This is book number 8 in the Irish Country Books series.
Discover how Dr. O'Reilly began his medical career in the tenements of Dublin in Patrick Taylor's New York Times bestselling series.
Fans of Taylor's bestselling Irish Country novels know Dr. Fingal Flahertie O'Reilly as the irascible senior partner of a general practice in the colourful Irish village of Ballybucklebo. Newly married to his long-lost sweetheart, he's ready to settle into domestic bliss, but there's always something requiring his attention, be it a riding accident, a difficult patient with a worrisome heart condition, a spot of grouse-hunting, or even some tricky shenanigans at the local dog races.

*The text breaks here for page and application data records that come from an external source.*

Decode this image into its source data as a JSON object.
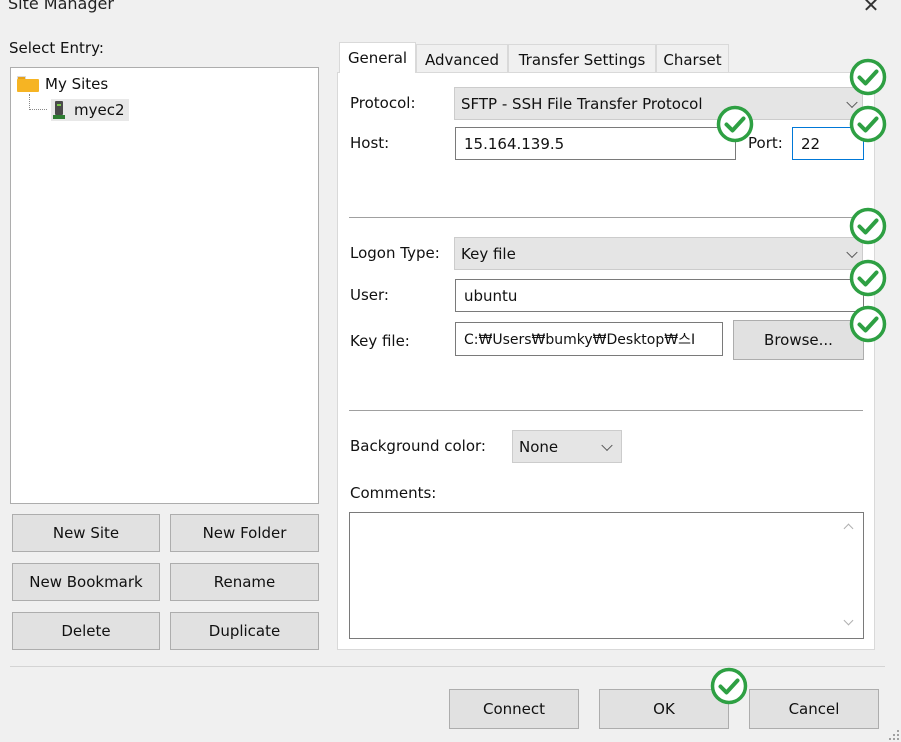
{
  "window": {
    "title": "Site Manager"
  },
  "left": {
    "select_entry_label": "Select Entry:",
    "tree": {
      "root": "My Sites",
      "child": "myec2"
    },
    "buttons": {
      "new_site": "New Site",
      "new_folder": "New Folder",
      "new_bookmark": "New Bookmark",
      "rename": "Rename",
      "delete": "Delete",
      "duplicate": "Duplicate"
    }
  },
  "tabs": [
    "General",
    "Advanced",
    "Transfer Settings",
    "Charset"
  ],
  "general": {
    "protocol_label": "Protocol:",
    "protocol_value": "SFTP - SSH File Transfer Protocol",
    "host_label": "Host:",
    "host_value": "15.164.139.5",
    "port_label": "Port:",
    "port_value": "22",
    "logon_type_label": "Logon Type:",
    "logon_type_value": "Key file",
    "user_label": "User:",
    "user_value": "ubuntu",
    "key_file_label": "Key file:",
    "key_file_value": "C:₩Users₩bumky₩Desktop₩스I",
    "browse_label": "Browse...",
    "bg_color_label": "Background color:",
    "bg_color_value": "None",
    "comments_label": "Comments:"
  },
  "footer": {
    "connect": "Connect",
    "ok": "OK",
    "cancel": "Cancel"
  },
  "colors": {
    "check_green": "#2ea043",
    "focus_blue": "#0078d7",
    "folder": "#f6b423"
  },
  "icons": {
    "close": "close-icon",
    "check": "check-circle-icon",
    "folder": "folder-icon",
    "server": "server-icon"
  }
}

The everyday complications of village life are very different from the challenges Fingal faced nearly thirty years earlier, when, fresh out of medical school, the young Dr. O'Reilly accepts a post at the Aungier Street Dispensary, tending to the impoverished denizens of Dublin's tenement slums. Yet even as he tries to make a difference, Fingal's tireless devotion to his patients may cost him his own true love. . . .
Shifting back and forth between the present and the past, Patrick Taylor's captivating Fingal O'Reilly brings to life both the green young man O'Reilly once was and the canny village doctor readers have come to know and admire.

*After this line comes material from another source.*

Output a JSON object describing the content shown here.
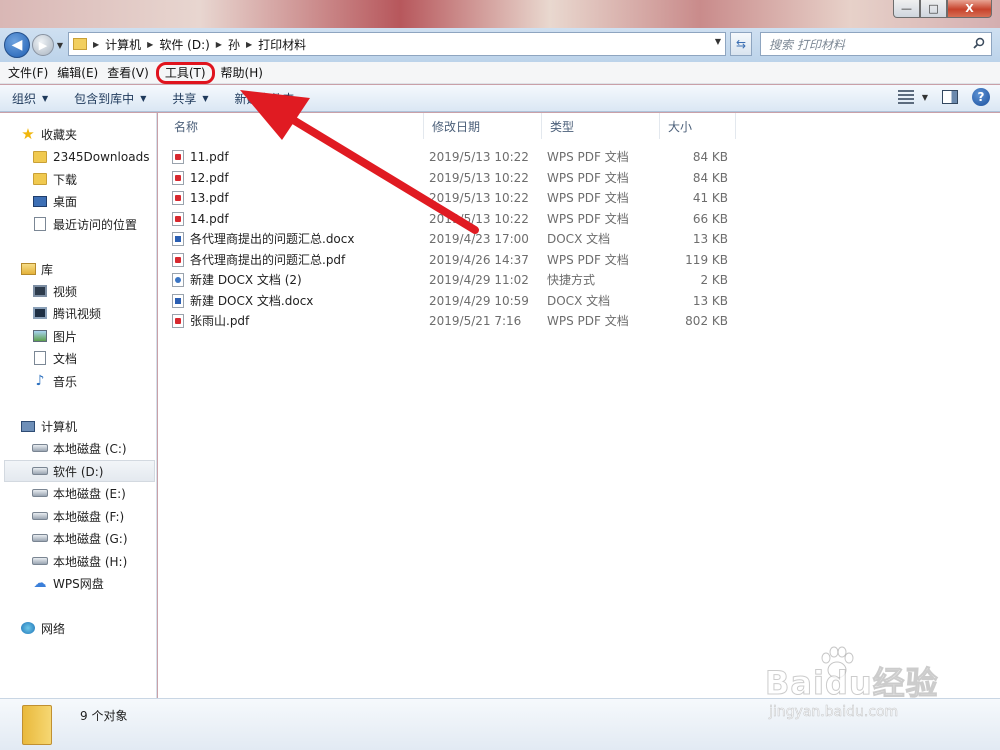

“The novel is charming, full of Irish wit and wisdom and, of course, all the village characters we've come to love. For those just discovering the Irish doctor, this book can stand on its own, but it will leave the reader wanting more.” —Booklist on Fingal O'Reilly, Irish Doctor
“A spirited and compassionate story filled with pastoral Irish imagery, cheerful village life, and heartwarming romance.” —Booklist on An Irish Country Wedding

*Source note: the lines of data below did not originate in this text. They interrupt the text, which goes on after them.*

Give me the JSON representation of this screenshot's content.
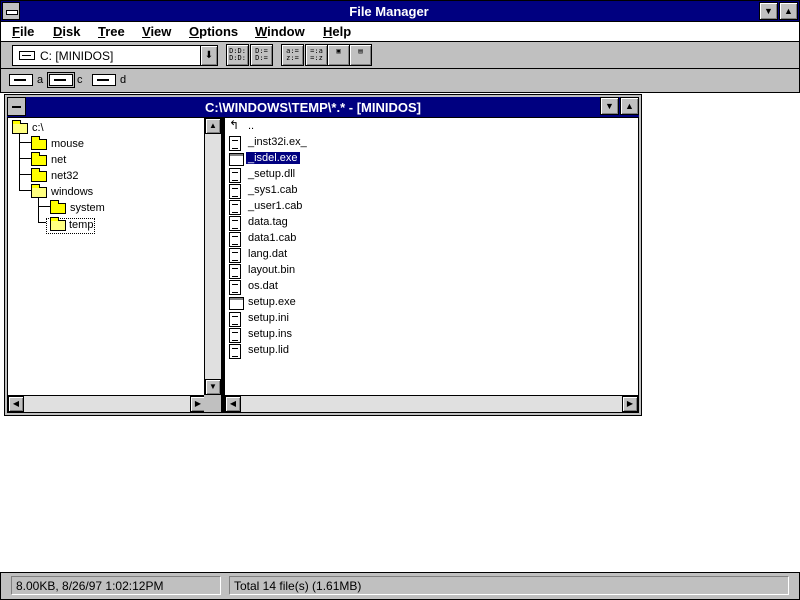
{
  "app": {
    "title": "File Manager"
  },
  "menu": [
    "File",
    "Disk",
    "Tree",
    "View",
    "Options",
    "Window",
    "Help"
  ],
  "toolbar": {
    "drive_select": "C: [MINIDOS]",
    "tools": [
      "view-name",
      "view-details",
      "sort-name",
      "sort-type",
      "copy",
      "new-window"
    ]
  },
  "drives": [
    {
      "letter": "a",
      "icon": "floppy-drive-icon",
      "selected": false
    },
    {
      "letter": "c",
      "icon": "hard-drive-icon",
      "selected": true
    },
    {
      "letter": "d",
      "icon": "cdrom-drive-icon",
      "selected": false
    }
  ],
  "child_window": {
    "title": "C:\\WINDOWS\\TEMP\\*.* - [MINIDOS]"
  },
  "tree": [
    {
      "label": "c:\\",
      "depth": 0,
      "open": true
    },
    {
      "label": "mouse",
      "depth": 1,
      "open": false
    },
    {
      "label": "net",
      "depth": 1,
      "open": false
    },
    {
      "label": "net32",
      "depth": 1,
      "open": false
    },
    {
      "label": "windows",
      "depth": 1,
      "open": true
    },
    {
      "label": "system",
      "depth": 2,
      "open": false
    },
    {
      "label": "temp",
      "depth": 2,
      "open": true,
      "selected": true
    }
  ],
  "files": [
    {
      "name": "..",
      "type": "up"
    },
    {
      "name": "_inst32i.ex_",
      "type": "doc"
    },
    {
      "name": "_isdel.exe",
      "type": "exe",
      "selected": true
    },
    {
      "name": "_setup.dll",
      "type": "doc"
    },
    {
      "name": "_sys1.cab",
      "type": "doc"
    },
    {
      "name": "_user1.cab",
      "type": "doc"
    },
    {
      "name": "data.tag",
      "type": "doc"
    },
    {
      "name": "data1.cab",
      "type": "doc"
    },
    {
      "name": "lang.dat",
      "type": "doc"
    },
    {
      "name": "layout.bin",
      "type": "doc"
    },
    {
      "name": "os.dat",
      "type": "doc"
    },
    {
      "name": "setup.exe",
      "type": "exe"
    },
    {
      "name": "setup.ini",
      "type": "text"
    },
    {
      "name": "setup.ins",
      "type": "doc"
    },
    {
      "name": "setup.lid",
      "type": "doc"
    }
  ],
  "status": {
    "selection": "8.00KB, 8/26/97 1:02:12PM",
    "total": "Total 14 file(s) (1.61MB)"
  }
}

“Taylor is a bang-up storyteller who captivates and entertains from the first word.” —Publishers Weekly on An Irish Country Girl
“Patrick Taylor has become probably the most popular Irish-Canadian writer of all time.” —The Globe and Mail
“Taylor masterfully charts the small victories and defeats of Irish village life.” —Irish America Magazine